January 13, 2002
|Rating: 9 (of 10)|
The book starts off quickly--within a few pages we have a good idea of Marv's character, we know what the driving force of the entire book is, and we've seen what Miller his capable of with an intense (and wordless) escape sequence that effortlessly conveys excitement, violence, and tension in only a few pages. The excitement rarely lets up during the entire book; again and again Miller ramps up the tension, raising the stakes each time until the book's explosive (and eminently satisfying) conclusion.
The artwork in Sin City is wonderful. Miller draws each scene in stark, moody black-and-white; the overall effect works so well that I can hardly imagine this story being told in color. Miller's depiction of shadows is particularly impressive, and he occasionally just seems to show off how much he can do with only two colors: take a look at the chapter where Marv is thinking in the rain. (It says "rain doesn't come to Sin City real often," probably because the effort it takes to draw such scenes in black and white would prove exhausting.)
The writing is some of the best that Miller has done. All the text has a spare, clipped, hard-boiled quality to it that never seems artificial and never lets up. And there are some really choice lines in this book: for instance, "The killing, no. No satisfaction. But everything up until the killing will be a gas." And, of course, the infamous, "Now that is one fine coat you're wearing there."
Miller also does a great job with the characters. I had been afraid that, given the book's premise, the characters would be as black-and-white as the artwork. But Miller delivers again here. Marv, the protagonist, is a great creation. Sure, he's a "macho pig," as he calls himself, and he's also violent, merciless, and more than a little crazy (speaking about a psychiatrist, he says, "She tried to analyze me once but got too scared"). But underlying it all is a strong sense of loyalty, a great deal of passion, and a devotion to do what's right. I wouldn't say he's a good person--the scene with the hitmen creeped me out, even though by that point he'd already won me over--but despite the corruption and evil in Sin City it's clear that Marv has a strong moral backbone that sustains him through all the punishment he takes.

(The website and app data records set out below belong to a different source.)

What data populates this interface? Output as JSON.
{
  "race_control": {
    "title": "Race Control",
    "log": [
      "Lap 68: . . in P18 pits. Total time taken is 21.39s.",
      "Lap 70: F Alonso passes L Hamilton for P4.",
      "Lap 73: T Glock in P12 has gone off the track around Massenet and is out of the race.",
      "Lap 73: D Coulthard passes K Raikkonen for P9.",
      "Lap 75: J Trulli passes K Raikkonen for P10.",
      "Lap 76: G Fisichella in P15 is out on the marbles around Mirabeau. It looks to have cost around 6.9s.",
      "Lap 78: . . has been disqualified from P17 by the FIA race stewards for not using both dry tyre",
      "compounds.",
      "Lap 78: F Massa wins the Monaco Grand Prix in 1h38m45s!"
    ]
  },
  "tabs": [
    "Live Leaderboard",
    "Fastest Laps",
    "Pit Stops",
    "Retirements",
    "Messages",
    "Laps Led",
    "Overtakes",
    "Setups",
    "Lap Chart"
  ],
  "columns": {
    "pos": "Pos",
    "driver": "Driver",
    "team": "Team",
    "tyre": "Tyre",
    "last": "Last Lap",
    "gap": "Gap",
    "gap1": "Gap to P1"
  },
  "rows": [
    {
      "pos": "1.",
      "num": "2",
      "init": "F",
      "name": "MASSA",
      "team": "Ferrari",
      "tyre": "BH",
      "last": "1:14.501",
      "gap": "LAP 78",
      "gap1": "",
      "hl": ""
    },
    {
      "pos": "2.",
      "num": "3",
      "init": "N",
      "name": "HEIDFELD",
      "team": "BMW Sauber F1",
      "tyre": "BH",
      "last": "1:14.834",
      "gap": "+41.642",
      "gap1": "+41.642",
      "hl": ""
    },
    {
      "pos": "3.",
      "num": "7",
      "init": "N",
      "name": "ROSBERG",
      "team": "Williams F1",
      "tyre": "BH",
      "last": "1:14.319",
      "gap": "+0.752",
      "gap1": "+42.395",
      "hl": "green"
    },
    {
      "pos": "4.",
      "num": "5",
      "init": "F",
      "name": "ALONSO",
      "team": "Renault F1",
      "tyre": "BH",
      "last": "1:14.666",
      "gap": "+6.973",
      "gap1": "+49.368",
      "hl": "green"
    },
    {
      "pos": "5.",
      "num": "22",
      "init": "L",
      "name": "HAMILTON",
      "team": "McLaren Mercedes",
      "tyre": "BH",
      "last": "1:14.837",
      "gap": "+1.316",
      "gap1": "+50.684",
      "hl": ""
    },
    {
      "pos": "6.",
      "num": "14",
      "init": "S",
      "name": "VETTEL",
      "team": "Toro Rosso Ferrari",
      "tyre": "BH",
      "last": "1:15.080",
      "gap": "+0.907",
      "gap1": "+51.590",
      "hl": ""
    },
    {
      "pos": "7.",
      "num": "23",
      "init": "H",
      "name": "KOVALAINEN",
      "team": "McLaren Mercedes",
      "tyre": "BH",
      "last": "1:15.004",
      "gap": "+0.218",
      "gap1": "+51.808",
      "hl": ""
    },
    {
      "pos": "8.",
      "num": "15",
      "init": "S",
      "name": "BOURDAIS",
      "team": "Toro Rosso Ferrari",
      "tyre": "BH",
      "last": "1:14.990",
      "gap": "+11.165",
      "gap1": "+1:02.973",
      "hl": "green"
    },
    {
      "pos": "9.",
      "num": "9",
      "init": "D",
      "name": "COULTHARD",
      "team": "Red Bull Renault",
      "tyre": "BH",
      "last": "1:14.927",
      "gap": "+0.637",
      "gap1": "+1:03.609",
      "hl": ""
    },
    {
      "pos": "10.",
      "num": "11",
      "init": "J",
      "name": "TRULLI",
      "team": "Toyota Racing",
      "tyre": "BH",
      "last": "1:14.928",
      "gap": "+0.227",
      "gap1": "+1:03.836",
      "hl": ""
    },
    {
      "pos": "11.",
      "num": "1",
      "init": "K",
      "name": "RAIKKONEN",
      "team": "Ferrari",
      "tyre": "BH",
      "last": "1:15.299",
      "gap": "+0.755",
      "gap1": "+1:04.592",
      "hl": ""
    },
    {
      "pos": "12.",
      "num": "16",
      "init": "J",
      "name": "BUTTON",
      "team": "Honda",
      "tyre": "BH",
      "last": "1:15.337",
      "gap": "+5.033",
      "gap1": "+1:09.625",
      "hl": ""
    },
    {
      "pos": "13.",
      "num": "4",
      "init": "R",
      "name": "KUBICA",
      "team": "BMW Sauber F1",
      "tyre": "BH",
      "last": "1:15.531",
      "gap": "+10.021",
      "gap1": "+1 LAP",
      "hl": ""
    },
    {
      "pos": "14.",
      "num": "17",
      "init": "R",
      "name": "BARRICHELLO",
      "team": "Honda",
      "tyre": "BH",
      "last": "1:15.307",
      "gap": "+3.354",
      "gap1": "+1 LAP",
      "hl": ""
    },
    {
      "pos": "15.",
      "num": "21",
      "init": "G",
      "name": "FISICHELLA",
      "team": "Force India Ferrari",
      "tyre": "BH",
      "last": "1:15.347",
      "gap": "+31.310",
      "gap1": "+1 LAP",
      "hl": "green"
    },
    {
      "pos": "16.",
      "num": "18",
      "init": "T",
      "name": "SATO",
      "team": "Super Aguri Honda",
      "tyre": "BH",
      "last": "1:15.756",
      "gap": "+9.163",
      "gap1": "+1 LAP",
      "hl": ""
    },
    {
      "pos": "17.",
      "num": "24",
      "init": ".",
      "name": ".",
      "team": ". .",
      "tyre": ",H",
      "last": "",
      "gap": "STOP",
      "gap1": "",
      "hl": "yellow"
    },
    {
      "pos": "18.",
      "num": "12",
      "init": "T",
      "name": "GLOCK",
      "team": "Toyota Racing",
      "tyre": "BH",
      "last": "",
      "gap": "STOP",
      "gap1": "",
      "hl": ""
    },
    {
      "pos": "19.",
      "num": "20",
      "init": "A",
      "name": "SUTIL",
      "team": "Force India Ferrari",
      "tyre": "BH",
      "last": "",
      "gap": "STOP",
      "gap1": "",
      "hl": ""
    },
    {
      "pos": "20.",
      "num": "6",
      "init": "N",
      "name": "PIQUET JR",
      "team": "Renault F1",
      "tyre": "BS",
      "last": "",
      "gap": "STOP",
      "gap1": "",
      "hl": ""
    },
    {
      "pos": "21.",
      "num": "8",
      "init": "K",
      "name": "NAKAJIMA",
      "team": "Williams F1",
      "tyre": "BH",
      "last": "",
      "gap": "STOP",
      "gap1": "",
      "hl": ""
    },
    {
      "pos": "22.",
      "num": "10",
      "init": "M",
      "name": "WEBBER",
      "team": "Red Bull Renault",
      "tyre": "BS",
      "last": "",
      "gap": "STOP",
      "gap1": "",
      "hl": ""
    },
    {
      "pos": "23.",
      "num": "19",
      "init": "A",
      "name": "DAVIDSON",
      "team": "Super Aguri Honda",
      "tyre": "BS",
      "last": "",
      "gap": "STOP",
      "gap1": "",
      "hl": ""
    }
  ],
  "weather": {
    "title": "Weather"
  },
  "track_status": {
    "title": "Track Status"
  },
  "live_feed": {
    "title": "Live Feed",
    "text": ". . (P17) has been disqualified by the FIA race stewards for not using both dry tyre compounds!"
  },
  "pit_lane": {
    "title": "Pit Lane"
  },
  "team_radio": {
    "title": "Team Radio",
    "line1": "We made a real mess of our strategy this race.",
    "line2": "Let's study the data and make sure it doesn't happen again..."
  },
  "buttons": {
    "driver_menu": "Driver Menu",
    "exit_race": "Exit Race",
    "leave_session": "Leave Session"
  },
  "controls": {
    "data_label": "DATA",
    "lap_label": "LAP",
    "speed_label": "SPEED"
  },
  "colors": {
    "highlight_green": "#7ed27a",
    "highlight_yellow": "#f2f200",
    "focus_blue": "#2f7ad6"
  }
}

As well as Miller portrayed Marv, I'd say that an even better character was Kevin, the villain of this tale. He never says a word--but he's creepy as hell: the half-smile, the swift movements, the somewhat stooped shoulders. You know how they say it's always the quiet ones? Well, they don't know what they're talking about until they've seen Kevin. (As a sidenote: it's a relief to see people writing effective but believable villains in a genre that has steadily moved toward crazier and wackier villains than ever before.)
Finally, I just want to say that for a first book in a series, Sin City does an excellent job setting up Miller's creation. The feel of the city--the endemic corruption, the lack of reliable organized structures, the good and evil flowing side by side through the streets--every panel does an excellent job of letting us know just where we are. This book is a completely self-contained tale: but suffice to say that after I read it, I wanted to see what else Miller was capable of in the little town called Sin City.
Steven Wu's Book Reviews